e on Main street be called the Cradock Bridge, and that the new bridge running from South street to High street be called Winthrop Bridge, in honor of early settlers.
A motion was carried to call the new bridge at West Medford the Usher bridge.
This latter is that connecting Harvard avenue with River street in Arlington, then West Cambridge.
We only wish that Editor Morgan had stated whether this action was in honor of an early settler and owner of the Royall house (Lieutenant-Governor Usher) or the more recently well-known citizen who was doubtless present at town meeting.
The next article was of special interest, for after several ballots, by a vote of 52 to 38, the selectmen were instructed to enforce the law imposing a tax on dogs.
The selectmen were also directed to dispose of the old schoolhouse lot near the residence of Rev. Charles Brooks.
This was up Woburn street (opposite where is now the Sarah Fuller home), and had been purchased when the first West
ly, only fourteen lines, but gives a view of the terminal station on Main street that is of interest.
Thirty years later Usher's history devoted two pages to the subject.
Of this but fourteen lines, mostly a reproduction of the former, are textualrtain.
In Medford Past and Present (Medford Publishing Co., 1905), Mortimer E. Wilber mentions the Branch, quotes from Usher and gives the names of the (then) station agents, with date of appointment and their four likenesses in group.
In the Br Medford Past and Present, which in turn agrees with the total estimate given by Surveyor Hayward and quoted in detail by Usher (see p. 73). Mr. Hayward's report consists first of an estimate of cost, not including land or damage to real estate, $2rd turnpike. Mr. Hayward placed his report before Messrs. Bishop, Lawrence and others, the corporators of the railroad (Mr. Usher says a committee of citizens employed him), closing thus
The distance to Boston by the northern route is thirty-two
s been made in the Register of fine gardens of a later date belonging to well-known families that were justly celebrated.

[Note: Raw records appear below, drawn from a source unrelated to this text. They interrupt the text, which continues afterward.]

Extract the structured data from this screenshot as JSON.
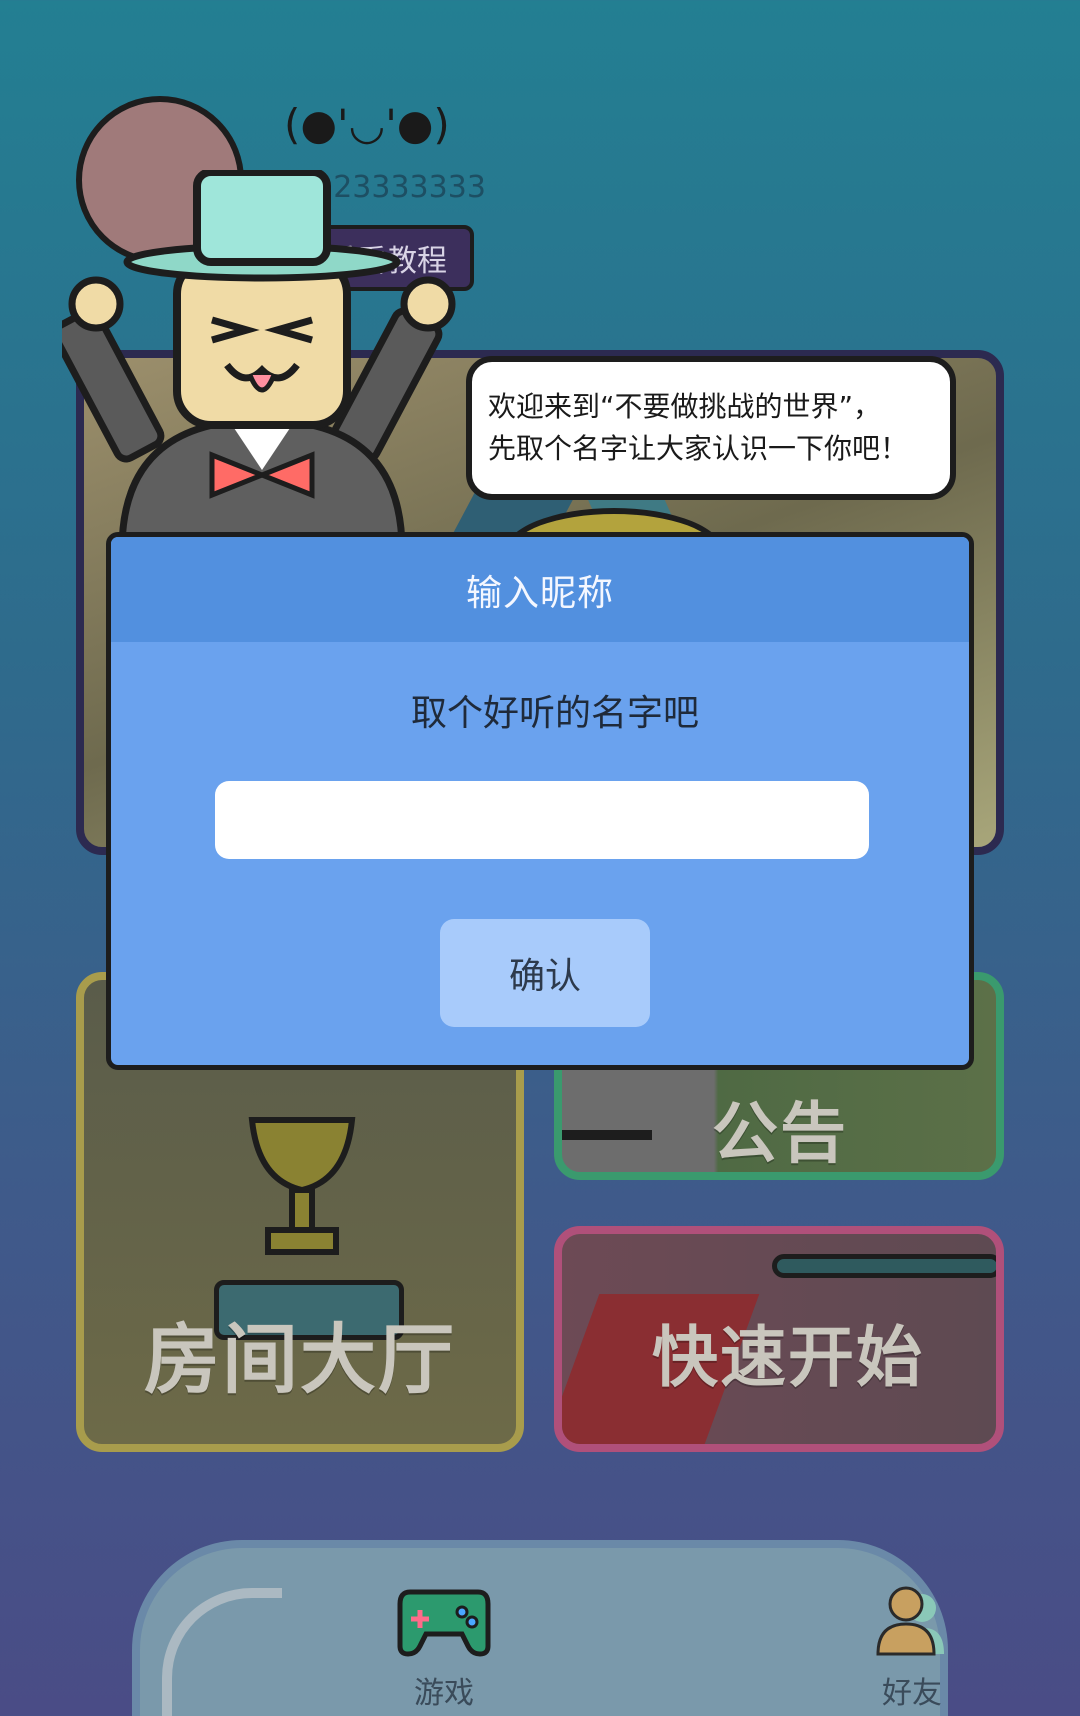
{
  "profile": {
    "emoticon": "(●'◡'●)",
    "uid": "D:23333333",
    "tutorial_button": "重看教程"
  },
  "speech_bubble": {
    "line1": "欢迎来到“不要做挑战的世界”，",
    "line2": "先取个名字让大家认识一下你吧！"
  },
  "dialog": {
    "title": "输入昵称",
    "prompt": "取个好听的名字吧",
    "input_value": "",
    "input_placeholder": "",
    "confirm_label": "确认"
  },
  "cards": {
    "lobby": "房间大厅",
    "notice": "公告",
    "quick_start": "快速开始"
  },
  "tabs": [
    {
      "label": "游戏",
      "icon": "gamepad-icon"
    },
    {
      "label": "好友",
      "icon": "friends-icon"
    }
  ],
  "colors": {
    "modal_header": "#5290df",
    "modal_body": "#6aa2ee",
    "confirm_button": "#a8cbfb"
  }
}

Some exist today, and in many small gardens fine flowers and fruits have been grown for many years by those who have been unknown save locally, and yet have been deeply interested in gardening.
Medford has had honor conferred upon her by two well-known residents through their interest in horticulture.
Captain Joshua T. Foster
For an account of Capt. J. T. Foster see Usher's History of Medford, page 487. produced an excellent peach called Foster Seedling, and Charles Sumner Jacobs originated a fine apple named Jacobs Sweet.
These fruits originated in Medford, were extensively grown at one time and were highly esteemed.
Change is the fashion of the day, and they have been superseded by others, yet for real merit they were unsurpassed.
The secretary of our State Agricultural Board writes me some nurserymen today carry the Foster peach, and that he knows of se